I Am Dragon

      Comments Off on I Am Dragon

The Russian film I Am Dragon (2015) was clearly envisioned as a way of exploiting the success of the Twilight movies. However, I Am Dragon is based on a young adult novel published much earlier than Stephenie Meyer’s Twilight series. The Ritual, which serves as the source material for I Am Dragon, was published in 1996 and written by the acclaimed Ukrainian novelists Maryna and Serhiy Dyachenko. Screenwriter and director Indar Dzhendubaev simply took The Ritual and dressed it up with a proven commercial formula.

The plot of I Am Dragon follows the daughter of a Duke, Mira (Maria Poezzhaeva), who is abducted on the day she is to marry the grandson of a dragon slayer when the bridegroom’s party sings the ritual song of a sacrifice to the fabled beast. The dragon (who is played in human/Arman form by Matvey Lykov) appears and takes Mira away. On the dragon’s island she learns of her captor’s duality and falls in love with him. When he rejects her for her own safety she escapes, only to summon the dragon on her wedding day once again.

The film is set sometime in the middle ages before the Tsarist period of Russian history, sometime prior to the 13th century. Drawing on the Kievan Rus milieu, Dzhendubaev imbues the narrative with an abundance of Slavic folklore and imagery. This is combined with the familiar narrative of The Enchanted Tsarevich, the Russian equivalent to La Belle et la BĂȘte. Though despite this rich culture lineage the dramatic emphasis of I Am Dragon is exclusively focused on the tropes associated with young adult novels of adolescent romance and erotica.

Aside from the superficial stylistic similarities between I Am Dragon and Twilight (2008), the two films share a similar social agenda wherein the subtext of these narratives advocates teenage celibacy. Be it a vampire or a dragon, the boyfriends that are thrust upon these heroines via bizarre circumstances epitomize those aspects of adolescent masculine identity that are most dangerous to the heroines’ virtue. This is perhaps best exemplified by the relationship between Buffy Summers and Angel on the television show Buffy The Vampire Slayer, though that particular narrative lacks the necessitating Stockholm syndrome plot device of both I Am Dragon and Twilight.

In addition to adhering to the Twilight‘s mantra of showing audiences beautiful people doing incredible things, I Am Dragon incorporates a bit of Disney into the mix. This comes in the form of a computer generated creature that looks like a mix between a fox and a galago who serves Arman. It’s a cute little critter that’s introduced as a potential threat but, like the dragon himself, slowly reveals itself to be a very sensitive and intelligent creature.

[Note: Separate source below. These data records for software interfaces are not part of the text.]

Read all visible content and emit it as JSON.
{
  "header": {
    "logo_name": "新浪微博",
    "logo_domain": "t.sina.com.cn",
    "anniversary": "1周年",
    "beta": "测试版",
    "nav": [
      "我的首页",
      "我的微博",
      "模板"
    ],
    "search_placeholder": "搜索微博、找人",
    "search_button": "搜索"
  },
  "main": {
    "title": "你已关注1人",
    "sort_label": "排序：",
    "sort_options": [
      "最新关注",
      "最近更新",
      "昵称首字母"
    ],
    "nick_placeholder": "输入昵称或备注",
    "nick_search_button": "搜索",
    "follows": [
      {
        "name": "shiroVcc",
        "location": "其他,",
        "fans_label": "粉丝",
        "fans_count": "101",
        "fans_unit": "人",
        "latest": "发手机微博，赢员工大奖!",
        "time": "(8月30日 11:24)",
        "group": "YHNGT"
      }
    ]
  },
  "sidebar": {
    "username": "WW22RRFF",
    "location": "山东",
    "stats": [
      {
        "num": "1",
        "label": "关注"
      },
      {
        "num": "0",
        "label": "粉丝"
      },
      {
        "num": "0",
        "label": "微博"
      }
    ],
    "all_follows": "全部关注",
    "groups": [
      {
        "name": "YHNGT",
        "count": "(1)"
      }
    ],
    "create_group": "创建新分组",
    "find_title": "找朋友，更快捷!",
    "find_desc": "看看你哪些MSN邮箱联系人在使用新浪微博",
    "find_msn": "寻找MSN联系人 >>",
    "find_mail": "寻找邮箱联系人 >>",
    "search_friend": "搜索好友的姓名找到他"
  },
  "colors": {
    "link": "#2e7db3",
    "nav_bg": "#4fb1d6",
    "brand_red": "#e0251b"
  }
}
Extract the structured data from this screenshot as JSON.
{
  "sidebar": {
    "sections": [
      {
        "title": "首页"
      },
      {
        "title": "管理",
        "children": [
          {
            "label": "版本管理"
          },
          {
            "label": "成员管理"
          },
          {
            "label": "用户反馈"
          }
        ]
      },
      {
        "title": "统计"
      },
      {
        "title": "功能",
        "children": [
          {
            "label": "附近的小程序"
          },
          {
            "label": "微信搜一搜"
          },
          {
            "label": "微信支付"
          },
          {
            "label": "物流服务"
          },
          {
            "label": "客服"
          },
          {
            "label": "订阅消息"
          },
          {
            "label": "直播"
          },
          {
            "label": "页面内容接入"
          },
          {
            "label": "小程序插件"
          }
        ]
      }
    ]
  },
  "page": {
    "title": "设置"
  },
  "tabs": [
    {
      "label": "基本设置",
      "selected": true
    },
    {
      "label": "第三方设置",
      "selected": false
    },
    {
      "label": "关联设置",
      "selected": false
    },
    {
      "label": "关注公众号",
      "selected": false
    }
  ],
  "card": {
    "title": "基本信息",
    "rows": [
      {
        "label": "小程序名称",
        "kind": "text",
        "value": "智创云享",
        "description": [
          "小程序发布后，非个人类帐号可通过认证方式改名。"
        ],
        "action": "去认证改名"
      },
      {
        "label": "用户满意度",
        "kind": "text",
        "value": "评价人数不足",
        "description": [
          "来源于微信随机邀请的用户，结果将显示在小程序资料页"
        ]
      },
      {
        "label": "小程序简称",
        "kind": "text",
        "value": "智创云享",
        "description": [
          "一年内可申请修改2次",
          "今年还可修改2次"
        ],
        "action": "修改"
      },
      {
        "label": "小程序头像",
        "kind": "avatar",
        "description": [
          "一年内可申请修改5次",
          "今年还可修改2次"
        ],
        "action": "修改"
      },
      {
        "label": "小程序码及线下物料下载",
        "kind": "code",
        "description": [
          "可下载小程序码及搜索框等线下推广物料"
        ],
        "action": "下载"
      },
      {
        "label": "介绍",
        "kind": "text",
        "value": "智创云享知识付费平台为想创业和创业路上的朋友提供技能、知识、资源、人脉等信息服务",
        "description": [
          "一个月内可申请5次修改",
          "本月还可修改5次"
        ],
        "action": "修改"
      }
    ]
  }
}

Overall it can’t be said that I Am Dragon offers anything different from or better than Twilight. One film is going to appeal to fans of vampires while the other will appeal to fans of fairytales. Personally, I prefer I Am Dragon mostly because of my interest in Russian folklore but also because Mira seems to have a bit more agency than her American counterpart.